By Polly Keary
That was the 9/11 of my grandparents’ generation.
I heard my grandparents tell of it. I’ve read about it. I studied it in history. I’ve seen the movies, too.
But today, having just finished writing the story of Monroe’s David Nelson, who as a teenager operated a gun on the USS Whitney that day, I realize I haven’t ever adequately considered Pearl Harbor.
I spent most of the day researching, trolling around the internet for the political history leading up to the attack, reading up on the function of the USS Whitney, and finding first-hand accounts of those who served on the Whitney or any of the five destroyers that the Whitney was tending the day of the attack.
Once again, I’m struck by the epic dangers the Great Generation brought this country through.
Nelson was a boy during the Great Depression. He joined the military because he was out of work; a quarter of the population was, which does tend to put the recent recession into perspective.
The situation in the Middle East today is alarming.
But when Nelson joined the military, the whole world was alarming.
Japan was a formidable enemy, and a clever one.
All Europe and the entire Soviet Union was melting down into an armed struggle. Our allies were endangered everywhere. The horrors perpetrated by aggressors were mythic in scale.
Hitler’s atrocities weren’t fully known, but he was already talking about the possible annihilation of the entire Jewish race, and as insane as that proposition must have sounded, Hitler had the wherewithal to do it.
And what Japan was reported to have done upon invading the Chinese capitol of Nanking put Rwanda’s genocide in the shade. The numbers are highly disputed, but most historians, Japanese and otherwise, put the number of massacred at 200,000 at least, and often with swords.
Almost every country in the world with a significant military force was at war.

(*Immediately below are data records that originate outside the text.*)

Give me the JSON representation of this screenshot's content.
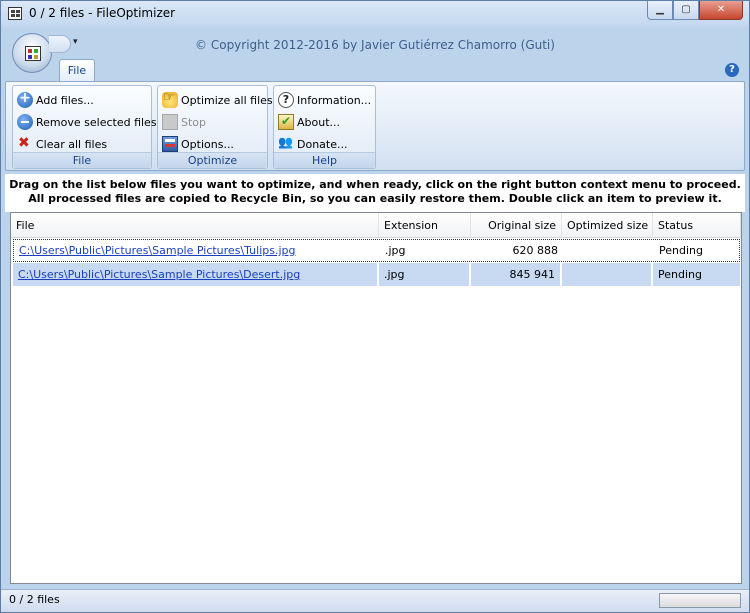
{
  "window": {
    "title": "0 / 2 files - FileOptimizer",
    "minimize_glyph": "▁",
    "maximize_glyph": "▢",
    "close_glyph": "✕"
  },
  "header": {
    "copyright": "© Copyright 2012-2016 by Javier Gutiérrez Chamorro (Guti)",
    "qat_arrow": "▾",
    "help_glyph": "?"
  },
  "tabs": [
    {
      "label": "File",
      "active": true
    }
  ],
  "ribbon": {
    "groups": [
      {
        "label": "File",
        "buttons": [
          {
            "label": "Add files...",
            "icon": "add-icon"
          },
          {
            "label": "Remove selected files",
            "icon": "remove-icon"
          },
          {
            "label": "Clear all files",
            "icon": "clear-icon"
          }
        ]
      },
      {
        "label": "Optimize",
        "buttons": [
          {
            "label": "Optimize all files",
            "icon": "optimize-icon"
          },
          {
            "label": "Stop",
            "icon": "stop-icon",
            "disabled": true
          },
          {
            "label": "Options...",
            "icon": "options-icon"
          }
        ]
      },
      {
        "label": "Help",
        "buttons": [
          {
            "label": "Information...",
            "icon": "information-icon"
          },
          {
            "label": "About...",
            "icon": "about-icon"
          },
          {
            "label": "Donate...",
            "icon": "donate-icon"
          }
        ]
      }
    ]
  },
  "instructions": "Drag on the list below files you want to optimize, and when ready, click on the right button context menu to proceed. All processed files are copied to Recycle Bin, so you can easily restore them. Double click an item to preview it.",
  "list": {
    "columns": [
      "File",
      "Extension",
      "Original size",
      "Optimized size",
      "Status"
    ],
    "rows": [
      {
        "file": "C:\\Users\\Public\\Pictures\\Sample Pictures\\Tulips.jpg",
        "extension": ".jpg",
        "original_size": "620 888",
        "optimized_size": "",
        "status": "Pending"
      },
      {
        "file": "C:\\Users\\Public\\Pictures\\Sample Pictures\\Desert.jpg",
        "extension": ".jpg",
        "original_size": "845 941",
        "optimized_size": "",
        "status": "Pending"
      }
    ]
  },
  "statusbar": {
    "text": "0 / 2 files"
  },
  "colors": {
    "link": "#1a3fbf",
    "ribbon_label": "#15428b",
    "selection": "#c7daf2"
  }
}
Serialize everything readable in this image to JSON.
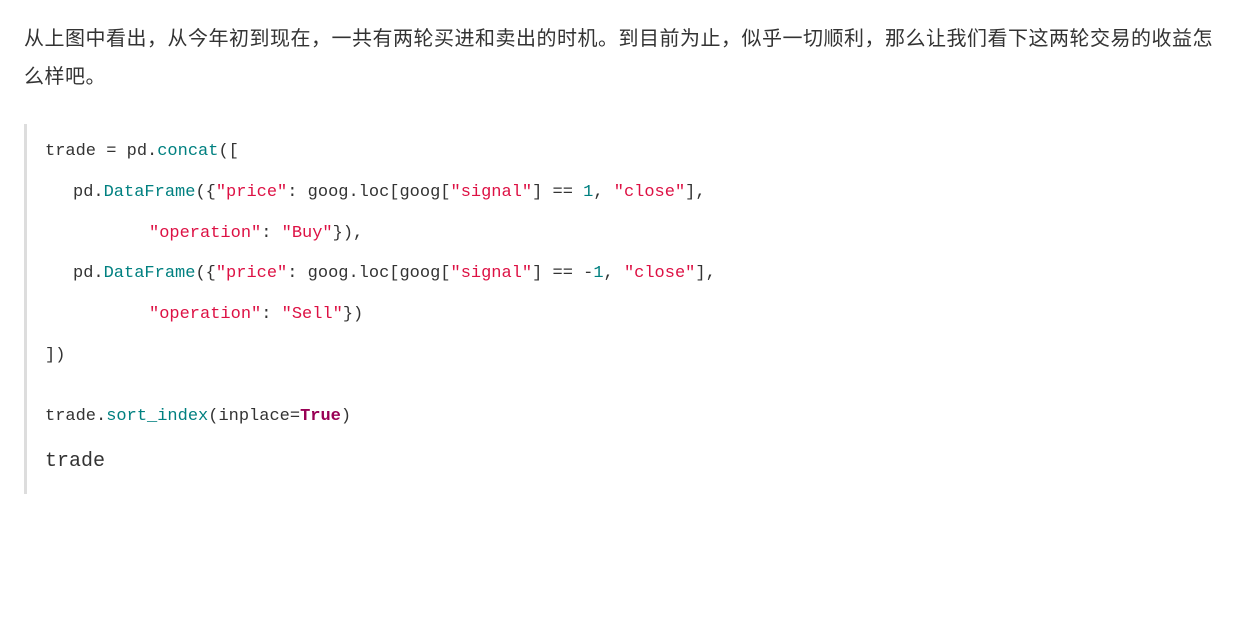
{
  "prose": "从上图中看出，从今年初到现在，一共有两轮买进和卖出的时机。到目前为止，似乎一切顺利，那么让我们看下这两轮交易的收益怎么样吧。",
  "code": {
    "line1": {
      "s1": "trade = pd.",
      "s2": "concat",
      "s3": "(["
    },
    "line2": {
      "s1": "pd.",
      "s2": "DataFrame",
      "s3": "({",
      "s4": "\"price\"",
      "s5": ": goog.loc[goog[",
      "s6": "\"signal\"",
      "s7": "] == ",
      "s8": "1",
      "s9": ", ",
      "s10": "\"close\"",
      "s11": "],"
    },
    "line3": {
      "s1": "\"operation\"",
      "s2": ": ",
      "s3": "\"Buy\"",
      "s4": "}),"
    },
    "line4": {
      "s1": "pd.",
      "s2": "DataFrame",
      "s3": "({",
      "s4": "\"price\"",
      "s5": ": goog.loc[goog[",
      "s6": "\"signal\"",
      "s7": "] == -",
      "s8": "1",
      "s9": ", ",
      "s10": "\"close\"",
      "s11": "],"
    },
    "line5": {
      "s1": "\"operation\"",
      "s2": ": ",
      "s3": "\"Sell\"",
      "s4": "})"
    },
    "line6": {
      "s1": "])"
    },
    "line7": {
      "s1": "trade.",
      "s2": "sort_index",
      "s3": "(inplace=",
      "s4": "True",
      "s5": ")"
    },
    "line8": {
      "s1": "trade"
    }
  }
}
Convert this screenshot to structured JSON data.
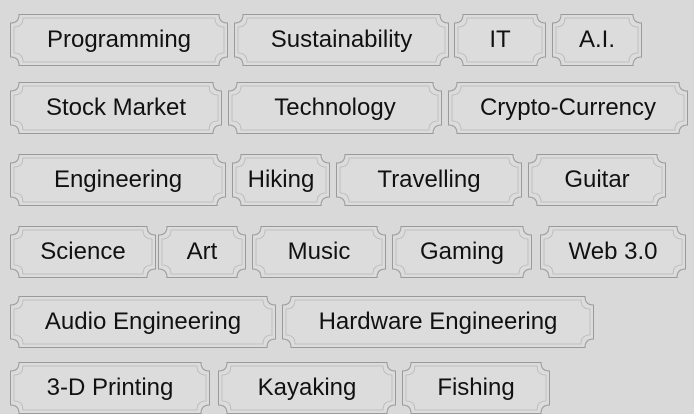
{
  "tags": [
    {
      "name": "tag-programming",
      "label": "Programming"
    },
    {
      "name": "tag-sustainability",
      "label": "Sustainability"
    },
    {
      "name": "tag-it",
      "label": "IT"
    },
    {
      "name": "tag-ai",
      "label": "A.I."
    },
    {
      "name": "tag-stock-market",
      "label": "Stock Market"
    },
    {
      "name": "tag-technology",
      "label": "Technology"
    },
    {
      "name": "tag-crypto-currency",
      "label": "Crypto-Currency"
    },
    {
      "name": "tag-engineering",
      "label": "Engineering"
    },
    {
      "name": "tag-hiking",
      "label": "Hiking"
    },
    {
      "name": "tag-travelling",
      "label": "Travelling"
    },
    {
      "name": "tag-guitar",
      "label": "Guitar"
    },
    {
      "name": "tag-science",
      "label": "Science"
    },
    {
      "name": "tag-art",
      "label": "Art"
    },
    {
      "name": "tag-music",
      "label": "Music"
    },
    {
      "name": "tag-gaming",
      "label": "Gaming"
    },
    {
      "name": "tag-web3",
      "label": "Web 3.0"
    },
    {
      "name": "tag-audio-engineering",
      "label": "Audio Engineering"
    },
    {
      "name": "tag-hardware-engineering",
      "label": "Hardware Engineering"
    },
    {
      "name": "tag-3d-printing",
      "label": "3-D Printing"
    },
    {
      "name": "tag-kayaking",
      "label": "Kayaking"
    },
    {
      "name": "tag-fishing",
      "label": "Fishing"
    }
  ],
  "colors": {
    "background": "#d9d9d9",
    "frame_stroke": "#9a9a9a",
    "frame_fill": "#dcdcdc",
    "text": "#111111"
  }
}
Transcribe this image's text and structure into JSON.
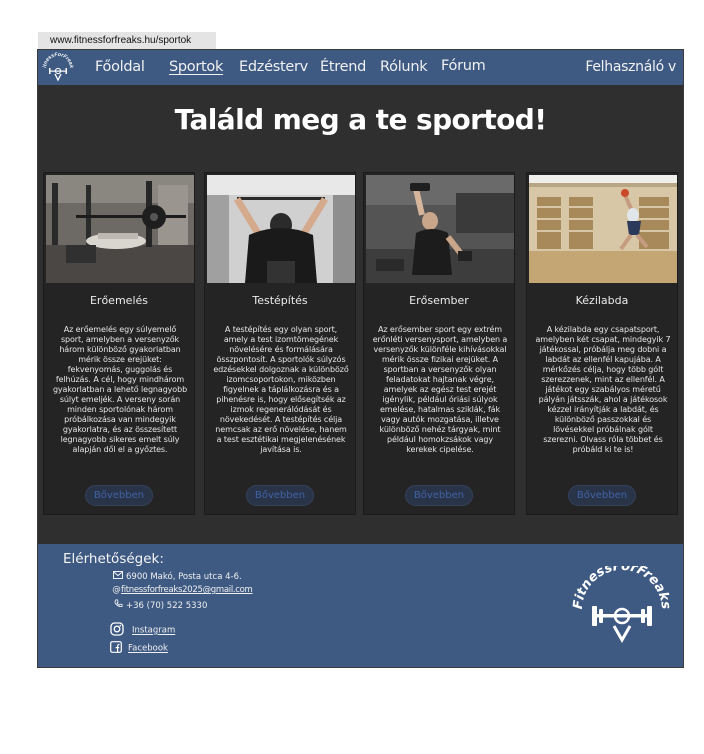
{
  "browser": {
    "url": "www.fitnessforfreaks.hu/sportok"
  },
  "brand": {
    "logo_text": "FitnessForFreaks"
  },
  "nav": {
    "items": [
      "Főoldal",
      "Sportok",
      "Edzésterv",
      "Étrend",
      "Rólunk",
      "Fórum"
    ],
    "active": "Sportok",
    "user_label": "Felhasználó v"
  },
  "hero": {
    "title": "Találd meg a te sportod!"
  },
  "cards": [
    {
      "title": "Erőemelés",
      "text": "Az erőemelés egy súlyemelő sport, amelyben a versenyzők három különböző gyakorlatban mérik össze erejüket: fekvenyomás, guggolás és felhúzás. A cél, hogy mindhárom gyakorlatban a lehető legnagyobb súlyt emeljék. A verseny során minden sportolónak három próbálkozása van mindegyik gyakorlatra, és az összesített legnagyobb sikeres emelt súly alapján dől el a győztes.",
      "button": "Bővebben",
      "image_icon": "bench-press-photo"
    },
    {
      "title": "Testépítés",
      "text": "A testépítés egy olyan sport, amely a test izomtömegének növelésére és formálására összpontosít. A sportolók súlyzós edzésekkel dolgoznak a különböző izomcsoportokon, miközben figyelnek a táplálkozásra és a pihenésre is, hogy elősegítsék az izmok regenerálódását és növekedését. A testépítés célja nemcsak az erő növelése, hanem a test esztétikai megjelenésének javítása is.",
      "button": "Bővebben",
      "image_icon": "cable-pulldown-photo"
    },
    {
      "title": "Erősember",
      "text": "Az erősember sport egy extrém erőnléti versenysport, amelyben a versenyzők különféle kihívásokkal mérik össze fizikai erejüket. A sportban a versenyzők olyan feladatokat hajtanak végre, amelyek az egész test erejét igénylik, például óriási súlyok emelése, hatalmas sziklák, fák vagy autók mozgatása, illetve különböző nehéz tárgyak, mint például homokzsákok vagy kerekek cipelése.",
      "button": "Bővebben",
      "image_icon": "dumbbell-lift-photo"
    },
    {
      "title": "Kézilabda",
      "text": "A kézilabda egy csapatsport, amelyben két csapat, mindegyik 7 játékossal, próbálja meg dobni a labdát az ellenfél kapujába. A mérkőzés célja, hogy több gólt szerezzenek, mint az ellenfél. A játékot egy szabályos méretű pályán játsszák, ahol a játékosok kézzel irányítják a labdát, és különböző passzokkal és lövésekkel próbálnak gólt szerezni. Olvass róla többet és próbáld ki te is!",
      "button": "Bővebben",
      "image_icon": "handball-jump-photo"
    }
  ],
  "footer": {
    "heading": "Elérhetőségek:",
    "address": "6900 Makó, Posta utca 4-6.",
    "email": "fitnessforfreaks2025@gmail.com",
    "phone": "+36 (70) 522 5330",
    "instagram": "Instagram",
    "facebook": "Facebook"
  },
  "colors": {
    "nav_bg": "#3e5a83",
    "page_bg": "#2f2f2f",
    "card_bg": "#242424",
    "button_text": "#3f63a8"
  }
}
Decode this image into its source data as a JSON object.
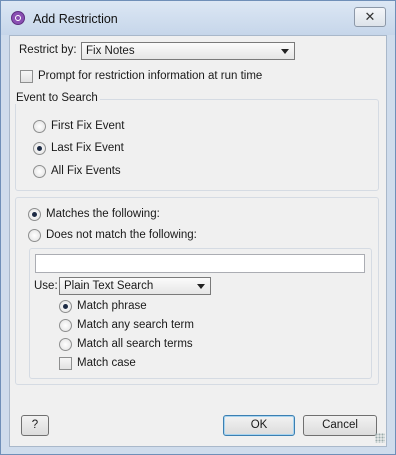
{
  "window": {
    "title": "Add Restriction",
    "close_glyph": "✕"
  },
  "restrict": {
    "label": "Restrict by:",
    "value": "Fix Notes"
  },
  "prompt": {
    "label": "Prompt for restriction information at run time",
    "checked": false
  },
  "event_group": {
    "title": "Event to Search",
    "options": [
      {
        "label": "First Fix Event",
        "selected": false
      },
      {
        "label": "Last Fix Event",
        "selected": true
      },
      {
        "label": "All Fix Events",
        "selected": false
      }
    ]
  },
  "match_group": {
    "options": [
      {
        "label": "Matches the following:",
        "selected": true
      },
      {
        "label": "Does not match the following:",
        "selected": false
      }
    ],
    "search_text": "",
    "use_label": "Use:",
    "use_value": "Plain Text Search",
    "match_options": [
      {
        "label": "Match phrase",
        "selected": true
      },
      {
        "label": "Match any search term",
        "selected": false
      },
      {
        "label": "Match all search terms",
        "selected": false
      }
    ],
    "match_case": {
      "label": "Match case",
      "checked": false
    }
  },
  "buttons": {
    "help": "?",
    "ok": "OK",
    "cancel": "Cancel"
  }
}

It must have seemed like Armageddon to some. How could it not? It was the most apocalyptic time the world has ever faced, and for those informed by the Christian tradition, the savagery and sheer insanity of the treatment of Jews must have added a frightening religious overtone.
Another thing that struck me as I reviewed the history of Pearl Harbor was the complexity of the political situation, and the Japanese reasoning for the attack.
The U.S. cut off most of the oil going to Japan. They needed oil. Where to get it? The Dutch Indies. But that would require seizing the Indies, and that was likely to start a war with the U.S.
The U.S. also stood in the way of a future invasion of the Philippines, and eventually, conquest of much of the Far East. What to do? Make sure the U.S. would stay out of the Pacific. The best way to do that?
Disable the Navy, demoralize the country.
They might have pulled it off, had they carried out the planned third wave that they aborted, or had more of the Navy’s ships been at anchor that day. As it was, the Pacific Fleet was horribly decimated.
Yet David Nelson and the America of those days managed, with the remainder of the fleet, to fight – and with their allies, to win – a worldwide war.
They did it at a ghastly price.
Sometimes I get a little put off by Veterans Day. I think it’s because I’ve dwelt on war a lot in my life, and have read a lot of books by veterans, the most recent “The Things They Carried.”
Veterans Day and the other war remembrance days sometimes seem a bit like a lot of war movies, Ron Howard’s Pearl Harbor in particular; sanitized and set to music, romanticized.
It comes from a good place, a real desire to heroize people who have endured a lot for the country. But when I think of what veterans like Nelson have done and where they’ve been, I don’t necessarily think of fearlessness in the face of death, or heroic and selfless acts in battle.
I think of horror. I think of what war veterans have seen, and what they know about humans that most of us don’t know.
I think of what David Nelson and thousands of other Pearl Harbor survivors have had to process mentally in the years since that day. What they saw in the water. What they saw on nearby ships.
Yet David Nelson went on to a career in the military, even after going through one of the most traumatic events any American has ever faced.
On Pearl Harbor Day, it seems like a good day to not only honor veterans like David Nelson, but all Americans who rallied from that staggering blow and kept the country together.
David Nelson, and the Great Generation, thank you.